We’re thankful for our girls, issues and all!

Big challenge coming up: We’re hosting a housewarming party with 50+ guests in two weekends. Socialization gauntlet! I think Eden can handle it; Pyrrha could if there are no children and no one wants to mess with her; but we’re going to have the crates and a quiet room ready just the same. Whew!

Hope your weeks have been going well!

Puppy punk
This photo also says a lot about their general demeanors.

Meet Rainer!

Meet Rainer, our third foster from Southeast German Shepherd Rescue!

Rainer in the kitchen

Rainer is a sweet, shy boy who was brought into a rural shelter as a stray. That’s all we know about him! The shelter estimated he was 10 months old, but I think they were on crack, because he has to be much, much older than that; his teeth are pretty worn down, his muzzle is quite gray, and he doesn’t have even an ounce of the kind of puppy energy typical of an adolescent GSD.

That side eye! Kills me.

He is quite shy and withdrawn. He acts so much like Pyrrha did when we first got her: very curious about everything, can’t stop pacing and patrolling. But, like Pyrrha, he has a gentle disposition. He is nervous about people approaching him, but he calmly submits to petting and attention when approached slowly.

As you can see, below, he didn’t have much problem approaching Guion on his own initiative in the backyard:
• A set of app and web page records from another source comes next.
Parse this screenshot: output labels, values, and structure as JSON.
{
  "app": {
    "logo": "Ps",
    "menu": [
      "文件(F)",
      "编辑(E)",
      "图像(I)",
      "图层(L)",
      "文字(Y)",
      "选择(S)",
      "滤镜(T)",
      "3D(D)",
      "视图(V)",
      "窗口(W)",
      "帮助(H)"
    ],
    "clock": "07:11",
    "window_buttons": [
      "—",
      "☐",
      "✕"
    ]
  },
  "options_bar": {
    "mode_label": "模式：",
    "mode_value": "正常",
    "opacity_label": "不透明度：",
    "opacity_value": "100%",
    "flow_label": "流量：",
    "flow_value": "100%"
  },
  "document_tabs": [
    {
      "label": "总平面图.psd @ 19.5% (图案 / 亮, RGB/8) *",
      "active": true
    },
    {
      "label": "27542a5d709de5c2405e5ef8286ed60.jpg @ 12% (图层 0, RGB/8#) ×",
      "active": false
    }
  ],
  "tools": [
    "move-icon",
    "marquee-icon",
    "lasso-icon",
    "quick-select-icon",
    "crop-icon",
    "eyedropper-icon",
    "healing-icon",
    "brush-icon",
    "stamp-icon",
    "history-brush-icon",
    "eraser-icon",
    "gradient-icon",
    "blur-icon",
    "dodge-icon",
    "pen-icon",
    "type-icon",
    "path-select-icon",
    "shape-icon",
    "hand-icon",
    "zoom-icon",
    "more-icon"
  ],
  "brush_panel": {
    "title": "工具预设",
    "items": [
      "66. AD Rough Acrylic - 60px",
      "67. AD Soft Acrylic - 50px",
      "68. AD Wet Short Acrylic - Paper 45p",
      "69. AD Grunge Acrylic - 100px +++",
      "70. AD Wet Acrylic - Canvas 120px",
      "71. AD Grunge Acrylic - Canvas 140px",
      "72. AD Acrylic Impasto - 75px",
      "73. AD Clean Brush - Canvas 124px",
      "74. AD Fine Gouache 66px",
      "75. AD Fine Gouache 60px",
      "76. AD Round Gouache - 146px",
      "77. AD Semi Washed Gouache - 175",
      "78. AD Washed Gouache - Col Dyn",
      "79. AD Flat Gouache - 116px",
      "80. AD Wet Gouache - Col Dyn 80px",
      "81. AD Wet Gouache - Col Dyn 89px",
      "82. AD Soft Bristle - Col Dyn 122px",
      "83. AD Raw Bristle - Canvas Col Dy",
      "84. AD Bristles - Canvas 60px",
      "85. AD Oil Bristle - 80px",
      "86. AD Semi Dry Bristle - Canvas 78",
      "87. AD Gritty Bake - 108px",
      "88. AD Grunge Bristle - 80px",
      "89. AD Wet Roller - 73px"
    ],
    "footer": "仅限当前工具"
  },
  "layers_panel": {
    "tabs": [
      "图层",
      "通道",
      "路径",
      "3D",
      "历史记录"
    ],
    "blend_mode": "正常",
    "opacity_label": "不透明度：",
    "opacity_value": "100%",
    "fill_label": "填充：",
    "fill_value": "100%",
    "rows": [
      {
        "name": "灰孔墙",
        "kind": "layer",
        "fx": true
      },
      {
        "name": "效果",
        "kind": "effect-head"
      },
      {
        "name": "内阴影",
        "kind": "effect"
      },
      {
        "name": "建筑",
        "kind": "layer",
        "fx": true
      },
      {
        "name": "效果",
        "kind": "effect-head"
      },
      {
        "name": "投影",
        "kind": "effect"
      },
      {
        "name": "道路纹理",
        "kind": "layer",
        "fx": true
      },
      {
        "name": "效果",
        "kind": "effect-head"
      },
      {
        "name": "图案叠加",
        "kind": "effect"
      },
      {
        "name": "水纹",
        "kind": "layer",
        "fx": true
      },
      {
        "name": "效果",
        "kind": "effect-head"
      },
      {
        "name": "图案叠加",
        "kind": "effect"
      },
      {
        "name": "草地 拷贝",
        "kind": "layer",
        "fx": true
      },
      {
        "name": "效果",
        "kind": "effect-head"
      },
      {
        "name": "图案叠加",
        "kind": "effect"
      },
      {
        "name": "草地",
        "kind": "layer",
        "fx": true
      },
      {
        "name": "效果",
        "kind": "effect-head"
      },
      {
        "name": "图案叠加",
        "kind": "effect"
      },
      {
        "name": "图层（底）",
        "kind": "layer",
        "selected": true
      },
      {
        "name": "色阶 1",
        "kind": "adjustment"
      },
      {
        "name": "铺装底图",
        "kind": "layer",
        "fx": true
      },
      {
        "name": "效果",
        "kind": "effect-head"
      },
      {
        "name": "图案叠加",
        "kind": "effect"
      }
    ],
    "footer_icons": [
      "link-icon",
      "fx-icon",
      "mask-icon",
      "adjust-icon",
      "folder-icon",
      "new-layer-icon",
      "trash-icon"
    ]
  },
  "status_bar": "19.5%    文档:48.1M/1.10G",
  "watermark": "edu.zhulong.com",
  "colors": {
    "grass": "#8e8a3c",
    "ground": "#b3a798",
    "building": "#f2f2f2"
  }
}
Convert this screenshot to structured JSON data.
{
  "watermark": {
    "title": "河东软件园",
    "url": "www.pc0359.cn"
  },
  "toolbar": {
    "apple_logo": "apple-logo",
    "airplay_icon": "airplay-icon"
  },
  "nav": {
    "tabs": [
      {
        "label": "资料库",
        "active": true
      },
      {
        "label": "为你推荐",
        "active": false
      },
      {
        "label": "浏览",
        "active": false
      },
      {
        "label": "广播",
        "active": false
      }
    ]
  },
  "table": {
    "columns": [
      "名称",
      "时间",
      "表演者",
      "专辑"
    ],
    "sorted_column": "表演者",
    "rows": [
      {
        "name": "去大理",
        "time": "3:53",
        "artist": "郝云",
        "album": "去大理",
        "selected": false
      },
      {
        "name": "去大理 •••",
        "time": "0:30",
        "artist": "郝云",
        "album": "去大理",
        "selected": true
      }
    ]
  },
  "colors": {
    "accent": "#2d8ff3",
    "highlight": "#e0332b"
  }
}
Getting some love from Guion

So far, his interactions with Pyrrha have been GREAT, something we are so thankful for! They were both pretty nervous for the first few minutes and ignored each other in the yard for about 15 minutes — tons of calming signals being thrown around (curves around each other, lots of sniffing, lots of avoidance, lack of eye contact).

But then Pyrrha started throwing around some play bows, and within a few moments, Rainer had warmed right up!

Bonding with his foster sis

They are very trustworthy in the yard together. I watched them a lot last night and this morning, and they seem very well suited to each other. He’ll romp when she wants to romp, but he also does a good job of deflecting her invitations if he doesn’t want to play.

Rainer strolling

Last night, I took them on a walk together around the neighborhood. Guion couldn’t be at home, but I could walk them quite easily by myself. Rainer was so gentle and easy to lead on the leash, for a dog who had presumably been a stray for quite some time. We passed several dogs, and although he was very excited by them, neither dog barked or lunged, which I was very happy about! Pyrrha’s presence seemed to be calming to him, and he followed her very readily.

It is very funny to me to watch Pyrrha be the model of confidence for another dog! Never thought I’d see that day.

He was pretty rough last night in the crate. He barked for about an hour between 12 a.m. and 1 a.m., which was zero fun times for everyone. Obviously, just quite scared and overwhelmed. However, I think he really has the capacity to calm down and get acclimated to home life.

Rainer in golden light

Right now, my primary concern for Rainer is his health. I am eager to have him get a full vet check soon; we are both a little worried about his hindquarters. He walks very gingerly up and down stairs and seems to have a lot of weakness back there. His balance is also poor. Guion will be taking him this morning to get him a thorough bath and nail clipping, so he’ll also be on the lookout for any other bodily issues.

All that said, however, Rainer is such a sweet boy! What an easy dog. For a shy stray, I think he has a TON of potential, and I think he will be ready for a forever home soon enough.

If you are interested in adopting Rainer, fill out an application at Southeast German Shepherd Rescue!